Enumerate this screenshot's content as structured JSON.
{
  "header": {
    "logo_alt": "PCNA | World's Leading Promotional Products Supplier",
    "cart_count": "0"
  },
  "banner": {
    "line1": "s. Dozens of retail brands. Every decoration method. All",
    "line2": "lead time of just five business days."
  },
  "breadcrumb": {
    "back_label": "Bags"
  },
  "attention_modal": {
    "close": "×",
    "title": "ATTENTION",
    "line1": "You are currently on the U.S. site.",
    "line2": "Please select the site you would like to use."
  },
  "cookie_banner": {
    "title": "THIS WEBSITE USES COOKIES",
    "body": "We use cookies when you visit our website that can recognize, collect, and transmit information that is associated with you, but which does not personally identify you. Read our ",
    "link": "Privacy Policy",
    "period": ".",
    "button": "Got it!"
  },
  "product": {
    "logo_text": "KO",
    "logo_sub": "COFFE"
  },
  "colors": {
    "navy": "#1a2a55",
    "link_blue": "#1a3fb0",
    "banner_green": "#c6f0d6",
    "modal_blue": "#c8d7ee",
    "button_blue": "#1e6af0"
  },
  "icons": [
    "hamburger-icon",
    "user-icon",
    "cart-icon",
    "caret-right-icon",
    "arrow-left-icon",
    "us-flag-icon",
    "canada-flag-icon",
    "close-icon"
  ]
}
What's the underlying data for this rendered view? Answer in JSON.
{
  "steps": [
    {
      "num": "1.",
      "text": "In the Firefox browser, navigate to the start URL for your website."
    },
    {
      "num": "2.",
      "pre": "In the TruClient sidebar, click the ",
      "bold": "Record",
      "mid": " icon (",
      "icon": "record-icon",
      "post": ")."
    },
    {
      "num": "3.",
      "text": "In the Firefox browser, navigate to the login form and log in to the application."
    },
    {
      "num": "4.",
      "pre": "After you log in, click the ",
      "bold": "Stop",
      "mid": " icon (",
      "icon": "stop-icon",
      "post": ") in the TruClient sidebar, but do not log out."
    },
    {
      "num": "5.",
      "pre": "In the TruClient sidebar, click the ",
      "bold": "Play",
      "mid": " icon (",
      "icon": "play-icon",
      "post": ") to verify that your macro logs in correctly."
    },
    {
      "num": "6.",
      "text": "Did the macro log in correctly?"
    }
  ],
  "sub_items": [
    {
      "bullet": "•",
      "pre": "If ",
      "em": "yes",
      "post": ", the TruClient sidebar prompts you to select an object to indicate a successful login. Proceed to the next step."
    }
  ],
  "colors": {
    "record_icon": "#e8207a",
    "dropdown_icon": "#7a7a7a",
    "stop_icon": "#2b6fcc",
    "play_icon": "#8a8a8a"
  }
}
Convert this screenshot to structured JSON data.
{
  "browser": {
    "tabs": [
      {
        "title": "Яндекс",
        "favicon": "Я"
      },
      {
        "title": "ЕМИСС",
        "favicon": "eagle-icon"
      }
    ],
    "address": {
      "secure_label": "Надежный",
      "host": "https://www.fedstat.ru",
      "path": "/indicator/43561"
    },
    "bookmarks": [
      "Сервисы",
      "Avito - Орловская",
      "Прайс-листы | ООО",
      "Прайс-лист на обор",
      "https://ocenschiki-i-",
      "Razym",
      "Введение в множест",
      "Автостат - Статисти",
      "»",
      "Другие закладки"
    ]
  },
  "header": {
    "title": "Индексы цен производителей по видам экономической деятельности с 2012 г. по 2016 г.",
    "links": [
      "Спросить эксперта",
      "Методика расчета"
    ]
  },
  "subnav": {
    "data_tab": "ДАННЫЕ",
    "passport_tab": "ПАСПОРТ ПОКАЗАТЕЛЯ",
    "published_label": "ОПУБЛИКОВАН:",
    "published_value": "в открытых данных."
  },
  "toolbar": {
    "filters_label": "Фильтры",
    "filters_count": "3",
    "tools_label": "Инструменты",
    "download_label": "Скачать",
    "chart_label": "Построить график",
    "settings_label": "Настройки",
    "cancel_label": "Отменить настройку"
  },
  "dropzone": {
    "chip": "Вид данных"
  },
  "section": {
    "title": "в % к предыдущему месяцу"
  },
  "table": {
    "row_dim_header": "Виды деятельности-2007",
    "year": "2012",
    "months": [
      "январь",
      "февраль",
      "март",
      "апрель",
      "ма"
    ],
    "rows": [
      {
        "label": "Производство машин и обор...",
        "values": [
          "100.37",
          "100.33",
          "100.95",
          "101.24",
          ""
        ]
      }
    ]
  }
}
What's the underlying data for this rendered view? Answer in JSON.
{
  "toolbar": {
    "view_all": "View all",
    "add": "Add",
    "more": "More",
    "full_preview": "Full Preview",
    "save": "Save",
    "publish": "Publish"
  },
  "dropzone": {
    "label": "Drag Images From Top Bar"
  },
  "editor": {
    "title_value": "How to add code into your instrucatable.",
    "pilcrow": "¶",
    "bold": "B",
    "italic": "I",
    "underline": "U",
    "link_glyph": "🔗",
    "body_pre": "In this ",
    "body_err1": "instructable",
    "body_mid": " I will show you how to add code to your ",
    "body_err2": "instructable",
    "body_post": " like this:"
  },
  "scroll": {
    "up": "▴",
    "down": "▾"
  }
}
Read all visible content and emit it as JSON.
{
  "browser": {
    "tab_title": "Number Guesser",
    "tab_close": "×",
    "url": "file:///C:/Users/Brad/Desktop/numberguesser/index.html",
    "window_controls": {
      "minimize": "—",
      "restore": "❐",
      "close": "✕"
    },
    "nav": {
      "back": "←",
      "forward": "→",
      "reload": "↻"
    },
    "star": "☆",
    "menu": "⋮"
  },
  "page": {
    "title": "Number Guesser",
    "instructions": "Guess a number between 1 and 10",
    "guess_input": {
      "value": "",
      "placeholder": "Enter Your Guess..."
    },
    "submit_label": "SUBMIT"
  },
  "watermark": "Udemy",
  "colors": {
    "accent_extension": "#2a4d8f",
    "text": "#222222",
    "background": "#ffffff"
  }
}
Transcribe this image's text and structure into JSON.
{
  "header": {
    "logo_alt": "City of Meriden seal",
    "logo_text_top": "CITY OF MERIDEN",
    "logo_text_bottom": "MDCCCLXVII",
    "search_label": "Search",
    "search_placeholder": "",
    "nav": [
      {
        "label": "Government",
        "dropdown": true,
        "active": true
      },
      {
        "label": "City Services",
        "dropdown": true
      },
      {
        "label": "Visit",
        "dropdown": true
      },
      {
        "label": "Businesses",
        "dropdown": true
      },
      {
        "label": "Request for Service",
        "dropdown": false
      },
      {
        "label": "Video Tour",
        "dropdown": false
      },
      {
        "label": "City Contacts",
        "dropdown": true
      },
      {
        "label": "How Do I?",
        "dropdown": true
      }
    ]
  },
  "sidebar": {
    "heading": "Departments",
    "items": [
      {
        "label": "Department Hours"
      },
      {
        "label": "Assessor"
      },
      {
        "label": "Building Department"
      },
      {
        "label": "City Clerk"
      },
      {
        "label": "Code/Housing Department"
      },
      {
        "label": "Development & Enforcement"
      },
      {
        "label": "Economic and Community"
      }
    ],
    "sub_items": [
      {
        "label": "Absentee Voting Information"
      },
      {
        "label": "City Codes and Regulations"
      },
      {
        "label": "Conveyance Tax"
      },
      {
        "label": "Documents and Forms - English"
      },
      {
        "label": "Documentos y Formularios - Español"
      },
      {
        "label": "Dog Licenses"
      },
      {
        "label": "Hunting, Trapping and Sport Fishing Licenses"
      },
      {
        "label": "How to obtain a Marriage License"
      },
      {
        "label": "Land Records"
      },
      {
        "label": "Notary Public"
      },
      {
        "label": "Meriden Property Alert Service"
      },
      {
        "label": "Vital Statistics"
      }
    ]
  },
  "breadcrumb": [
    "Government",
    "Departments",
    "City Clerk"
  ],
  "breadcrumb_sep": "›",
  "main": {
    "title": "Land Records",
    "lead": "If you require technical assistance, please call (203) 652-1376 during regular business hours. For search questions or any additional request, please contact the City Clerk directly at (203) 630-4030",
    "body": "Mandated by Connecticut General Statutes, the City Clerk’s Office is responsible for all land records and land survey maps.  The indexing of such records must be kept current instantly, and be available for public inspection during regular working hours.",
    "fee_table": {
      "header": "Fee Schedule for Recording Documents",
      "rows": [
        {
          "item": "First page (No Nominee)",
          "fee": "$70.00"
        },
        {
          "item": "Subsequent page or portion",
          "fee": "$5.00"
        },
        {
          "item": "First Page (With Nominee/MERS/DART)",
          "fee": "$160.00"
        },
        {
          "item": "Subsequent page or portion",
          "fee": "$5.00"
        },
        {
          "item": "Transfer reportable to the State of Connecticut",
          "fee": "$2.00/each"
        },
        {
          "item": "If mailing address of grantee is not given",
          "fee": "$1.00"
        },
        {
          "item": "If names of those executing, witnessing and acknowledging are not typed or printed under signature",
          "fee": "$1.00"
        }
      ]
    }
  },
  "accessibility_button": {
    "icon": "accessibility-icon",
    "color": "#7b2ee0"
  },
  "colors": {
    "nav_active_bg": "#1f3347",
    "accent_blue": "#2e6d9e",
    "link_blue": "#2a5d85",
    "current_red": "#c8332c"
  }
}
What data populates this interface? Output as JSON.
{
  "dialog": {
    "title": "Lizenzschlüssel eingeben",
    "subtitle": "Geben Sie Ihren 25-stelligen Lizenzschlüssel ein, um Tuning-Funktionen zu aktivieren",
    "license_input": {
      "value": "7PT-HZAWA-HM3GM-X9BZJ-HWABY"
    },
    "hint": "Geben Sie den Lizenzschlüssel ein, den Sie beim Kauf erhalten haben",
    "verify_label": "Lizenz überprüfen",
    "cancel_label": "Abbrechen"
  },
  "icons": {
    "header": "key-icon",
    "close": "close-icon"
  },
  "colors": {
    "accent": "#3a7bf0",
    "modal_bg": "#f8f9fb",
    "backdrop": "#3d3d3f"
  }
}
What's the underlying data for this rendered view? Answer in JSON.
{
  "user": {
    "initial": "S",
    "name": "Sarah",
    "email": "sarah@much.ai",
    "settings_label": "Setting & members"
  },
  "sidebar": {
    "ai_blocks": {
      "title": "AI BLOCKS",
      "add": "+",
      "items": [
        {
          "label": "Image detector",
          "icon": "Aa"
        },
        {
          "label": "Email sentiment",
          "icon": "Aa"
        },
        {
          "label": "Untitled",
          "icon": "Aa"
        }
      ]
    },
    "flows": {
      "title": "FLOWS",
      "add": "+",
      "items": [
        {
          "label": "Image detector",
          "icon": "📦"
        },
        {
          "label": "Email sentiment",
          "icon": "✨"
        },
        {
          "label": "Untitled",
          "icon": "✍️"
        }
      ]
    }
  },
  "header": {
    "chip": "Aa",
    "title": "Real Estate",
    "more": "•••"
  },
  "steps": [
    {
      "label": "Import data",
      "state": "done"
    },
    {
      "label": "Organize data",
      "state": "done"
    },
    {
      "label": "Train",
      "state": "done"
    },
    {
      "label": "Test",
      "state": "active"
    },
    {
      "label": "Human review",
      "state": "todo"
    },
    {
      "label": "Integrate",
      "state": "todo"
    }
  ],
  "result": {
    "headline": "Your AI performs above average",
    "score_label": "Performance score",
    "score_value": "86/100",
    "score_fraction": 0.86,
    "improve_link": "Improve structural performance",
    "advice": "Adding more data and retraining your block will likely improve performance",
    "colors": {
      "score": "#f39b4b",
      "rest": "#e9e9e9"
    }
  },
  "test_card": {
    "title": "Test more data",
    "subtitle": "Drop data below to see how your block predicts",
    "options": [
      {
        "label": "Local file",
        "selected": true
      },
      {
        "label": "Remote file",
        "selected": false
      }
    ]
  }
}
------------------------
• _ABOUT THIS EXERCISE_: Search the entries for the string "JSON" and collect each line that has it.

• _TASK RESPONSE_:
Enumerate this screenshot's content as structured JSON.
What's the underlying data for this rendered view? Answer in JSON.
Convert this screenshot to structured JSON data.
What's the underlying data for this rendered view? Answer in JSON.
Read all visible content and emit it as JSON.
Transcribe this image's text and structure into JSON.
What data populates this interface? Output as JSON.
What's the underlying data for this rendered view? Answer in JSON.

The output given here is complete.